When we look at the "transition" from Hegel's bourgeois dialectic to the proletarian dialectic of Marx-Lenin from this historical viewpoint, we immediately grasp the complete absurdity of the notion that an independent "system" of materialist dialectic is possible. Only an idealist dialectician could undertake an attempt to free the totality of forms of thought (determinations of thought, categories)-which are in part consciously applied in our practice, science, and philosophy, and in part move through our minds instinctively and unconsciously-from the material which is the subject of our intuiting, imagining and yearning, and in which they are otherwise shrouded, and then to examine it as a separate material in itself. The last and greatest of the idealist dialecticians, the burgher Hegel, had already partly seen through the "untruth" of this standpoint and had "introduced content into logical reflection (see his preface to the second Lasson edition of the Logic, p. 6). But this abstract method is completely absurd for the materialist dialectician, Apart from its respective concrete historical content a real "materialist" dialectic can state nothing at all about the determinations of thought and the relations between them. Only from the standpoint of the idealist and thus bourgeois dialectic is it possible to fulfill Thalheimer's demand according to which dialectics would have to map out the connection of the determinations of thought as an "inner, all-round, systematic connection of all the categories of thought." Rather, from the standpoint of the materialist dialectic that sentence which Karl Marx once voiced in relation to "economic categories" is to be applied to the connection of categories or determinations of thought in general: they stand to one another not in a connection "in the idea" (for which "washed out notion" Marx thrashed Proudhon!), not in an "inner systematic connection," but even their apparently purely logical and systematic sequence is "determined through the relations which they have to one another m modern bourgeois society." With the alteration of historical reality and practice the determinations of thought and all their connections also alter. To overlook their historical context and to wish to bring the determination of thought and their abstract relations into a system means the surrender of the revolutionary proletarian materialist dialectic in favor of a mode of thought which is only "materialistically" inverted in theory, but which in practical reality remains the old, unchanged, "idealist" dialectic of bourgeois philosophy.
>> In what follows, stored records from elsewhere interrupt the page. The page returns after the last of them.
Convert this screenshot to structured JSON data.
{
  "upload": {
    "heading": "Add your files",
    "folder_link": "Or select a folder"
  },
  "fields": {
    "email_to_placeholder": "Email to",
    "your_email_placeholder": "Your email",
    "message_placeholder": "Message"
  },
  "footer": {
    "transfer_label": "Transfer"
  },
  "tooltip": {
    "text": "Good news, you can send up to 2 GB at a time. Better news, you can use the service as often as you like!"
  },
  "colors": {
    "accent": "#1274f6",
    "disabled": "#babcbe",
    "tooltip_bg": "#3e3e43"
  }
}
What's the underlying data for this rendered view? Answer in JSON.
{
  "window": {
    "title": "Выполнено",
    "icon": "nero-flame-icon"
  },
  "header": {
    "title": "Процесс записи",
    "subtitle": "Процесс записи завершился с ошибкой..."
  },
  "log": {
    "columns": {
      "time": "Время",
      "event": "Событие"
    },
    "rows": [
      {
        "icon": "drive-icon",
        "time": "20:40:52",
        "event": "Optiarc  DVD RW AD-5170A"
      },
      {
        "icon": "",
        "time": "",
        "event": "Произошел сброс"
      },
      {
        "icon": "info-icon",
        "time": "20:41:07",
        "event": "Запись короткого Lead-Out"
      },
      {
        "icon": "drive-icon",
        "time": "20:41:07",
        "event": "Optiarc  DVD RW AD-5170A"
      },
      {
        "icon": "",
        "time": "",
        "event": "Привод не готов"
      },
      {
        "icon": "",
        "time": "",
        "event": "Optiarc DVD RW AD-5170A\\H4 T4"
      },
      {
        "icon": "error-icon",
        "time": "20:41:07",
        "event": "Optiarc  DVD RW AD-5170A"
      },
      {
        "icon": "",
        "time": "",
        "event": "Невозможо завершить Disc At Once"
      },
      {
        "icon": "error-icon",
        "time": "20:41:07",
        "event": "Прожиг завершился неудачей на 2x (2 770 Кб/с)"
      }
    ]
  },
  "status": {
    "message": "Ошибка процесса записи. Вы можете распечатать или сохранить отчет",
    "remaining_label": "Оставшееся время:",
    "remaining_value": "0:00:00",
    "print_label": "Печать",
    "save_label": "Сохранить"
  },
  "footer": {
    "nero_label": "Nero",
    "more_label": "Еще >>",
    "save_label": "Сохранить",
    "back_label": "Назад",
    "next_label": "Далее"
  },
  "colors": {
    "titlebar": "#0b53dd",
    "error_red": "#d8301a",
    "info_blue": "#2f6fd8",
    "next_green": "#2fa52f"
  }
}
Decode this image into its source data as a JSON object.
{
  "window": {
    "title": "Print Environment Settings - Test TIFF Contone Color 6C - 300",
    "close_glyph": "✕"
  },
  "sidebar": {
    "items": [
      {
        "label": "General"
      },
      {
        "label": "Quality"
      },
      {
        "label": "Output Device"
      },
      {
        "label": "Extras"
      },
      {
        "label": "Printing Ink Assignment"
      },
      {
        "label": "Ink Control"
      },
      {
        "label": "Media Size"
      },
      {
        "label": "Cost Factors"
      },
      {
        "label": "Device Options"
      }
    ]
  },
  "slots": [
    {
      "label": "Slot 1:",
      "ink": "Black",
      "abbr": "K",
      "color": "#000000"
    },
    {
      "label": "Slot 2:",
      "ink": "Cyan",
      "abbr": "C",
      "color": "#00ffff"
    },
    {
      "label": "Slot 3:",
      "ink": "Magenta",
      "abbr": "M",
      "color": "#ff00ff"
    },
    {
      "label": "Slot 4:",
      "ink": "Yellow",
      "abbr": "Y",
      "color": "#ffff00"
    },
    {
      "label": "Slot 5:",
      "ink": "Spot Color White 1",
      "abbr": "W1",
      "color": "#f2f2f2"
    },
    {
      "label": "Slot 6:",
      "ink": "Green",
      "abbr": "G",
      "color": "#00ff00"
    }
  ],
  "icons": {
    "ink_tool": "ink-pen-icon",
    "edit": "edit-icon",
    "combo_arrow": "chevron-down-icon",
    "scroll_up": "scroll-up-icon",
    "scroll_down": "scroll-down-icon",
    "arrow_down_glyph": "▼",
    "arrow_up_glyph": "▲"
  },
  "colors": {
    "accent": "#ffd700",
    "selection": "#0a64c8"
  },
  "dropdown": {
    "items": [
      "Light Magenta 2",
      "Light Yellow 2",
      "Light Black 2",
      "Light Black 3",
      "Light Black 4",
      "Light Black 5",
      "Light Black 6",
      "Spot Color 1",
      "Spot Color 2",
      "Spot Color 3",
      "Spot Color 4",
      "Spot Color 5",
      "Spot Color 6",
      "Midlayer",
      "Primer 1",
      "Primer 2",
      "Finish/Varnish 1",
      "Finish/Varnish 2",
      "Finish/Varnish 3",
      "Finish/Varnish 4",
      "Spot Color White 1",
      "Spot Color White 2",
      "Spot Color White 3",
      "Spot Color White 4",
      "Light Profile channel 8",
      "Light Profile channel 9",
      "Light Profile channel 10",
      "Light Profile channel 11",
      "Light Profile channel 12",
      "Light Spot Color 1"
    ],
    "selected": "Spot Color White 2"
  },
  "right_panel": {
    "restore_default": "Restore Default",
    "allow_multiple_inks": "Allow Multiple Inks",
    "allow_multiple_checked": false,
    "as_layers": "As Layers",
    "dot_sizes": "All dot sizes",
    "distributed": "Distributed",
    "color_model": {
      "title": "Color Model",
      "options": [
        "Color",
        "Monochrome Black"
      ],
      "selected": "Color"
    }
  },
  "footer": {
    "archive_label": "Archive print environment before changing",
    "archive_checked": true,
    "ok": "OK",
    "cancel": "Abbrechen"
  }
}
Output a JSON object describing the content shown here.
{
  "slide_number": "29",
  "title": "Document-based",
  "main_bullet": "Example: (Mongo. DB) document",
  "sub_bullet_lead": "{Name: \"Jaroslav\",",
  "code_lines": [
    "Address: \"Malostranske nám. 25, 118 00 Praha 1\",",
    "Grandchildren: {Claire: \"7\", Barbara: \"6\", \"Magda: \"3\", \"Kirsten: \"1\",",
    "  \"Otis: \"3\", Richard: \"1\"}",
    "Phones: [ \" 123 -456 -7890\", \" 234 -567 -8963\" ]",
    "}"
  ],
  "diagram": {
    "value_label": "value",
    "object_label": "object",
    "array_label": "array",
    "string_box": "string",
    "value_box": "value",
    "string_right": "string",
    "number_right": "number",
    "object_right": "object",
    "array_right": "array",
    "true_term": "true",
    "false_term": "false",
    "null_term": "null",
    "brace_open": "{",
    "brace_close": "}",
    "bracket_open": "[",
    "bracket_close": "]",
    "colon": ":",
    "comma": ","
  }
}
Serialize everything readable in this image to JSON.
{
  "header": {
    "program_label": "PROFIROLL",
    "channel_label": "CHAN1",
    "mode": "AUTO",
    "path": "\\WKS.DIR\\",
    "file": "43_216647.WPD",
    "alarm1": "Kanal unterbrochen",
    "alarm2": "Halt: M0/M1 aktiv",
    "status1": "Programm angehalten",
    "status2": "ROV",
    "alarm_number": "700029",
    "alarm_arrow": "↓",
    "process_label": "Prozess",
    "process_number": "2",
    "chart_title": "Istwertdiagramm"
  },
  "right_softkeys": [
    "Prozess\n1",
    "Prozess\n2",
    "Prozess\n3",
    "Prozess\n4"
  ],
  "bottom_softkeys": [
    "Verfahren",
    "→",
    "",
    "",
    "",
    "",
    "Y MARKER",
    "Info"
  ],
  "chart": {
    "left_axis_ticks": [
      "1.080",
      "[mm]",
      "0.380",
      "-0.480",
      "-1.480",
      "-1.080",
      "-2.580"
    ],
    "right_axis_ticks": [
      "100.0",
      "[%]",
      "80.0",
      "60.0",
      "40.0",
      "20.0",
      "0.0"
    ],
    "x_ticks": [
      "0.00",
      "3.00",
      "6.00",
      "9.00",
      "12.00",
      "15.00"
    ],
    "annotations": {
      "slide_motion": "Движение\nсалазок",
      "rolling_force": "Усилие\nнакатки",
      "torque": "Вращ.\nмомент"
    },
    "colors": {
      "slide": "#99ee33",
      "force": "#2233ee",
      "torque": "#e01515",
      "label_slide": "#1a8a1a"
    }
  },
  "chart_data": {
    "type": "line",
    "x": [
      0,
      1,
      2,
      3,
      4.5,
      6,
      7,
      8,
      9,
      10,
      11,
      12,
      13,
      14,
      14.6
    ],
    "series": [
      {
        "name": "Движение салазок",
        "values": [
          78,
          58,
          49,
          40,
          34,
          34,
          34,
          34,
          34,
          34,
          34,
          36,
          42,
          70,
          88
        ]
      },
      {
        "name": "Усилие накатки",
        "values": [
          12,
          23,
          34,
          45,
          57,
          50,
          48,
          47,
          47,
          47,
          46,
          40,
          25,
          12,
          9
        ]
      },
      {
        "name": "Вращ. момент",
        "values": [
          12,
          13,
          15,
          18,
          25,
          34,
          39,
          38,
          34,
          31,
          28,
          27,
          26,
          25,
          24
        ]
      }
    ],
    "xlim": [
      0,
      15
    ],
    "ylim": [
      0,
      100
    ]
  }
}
The "materialist dialectic" of the proletarian class cannot be taught as a practical "science" with its own particular abstract "material," nor by so-called examples. It can only be applied concretely in the practice of the proletarian revolution and in a theory which is an immanent real component of this revolutionary practice.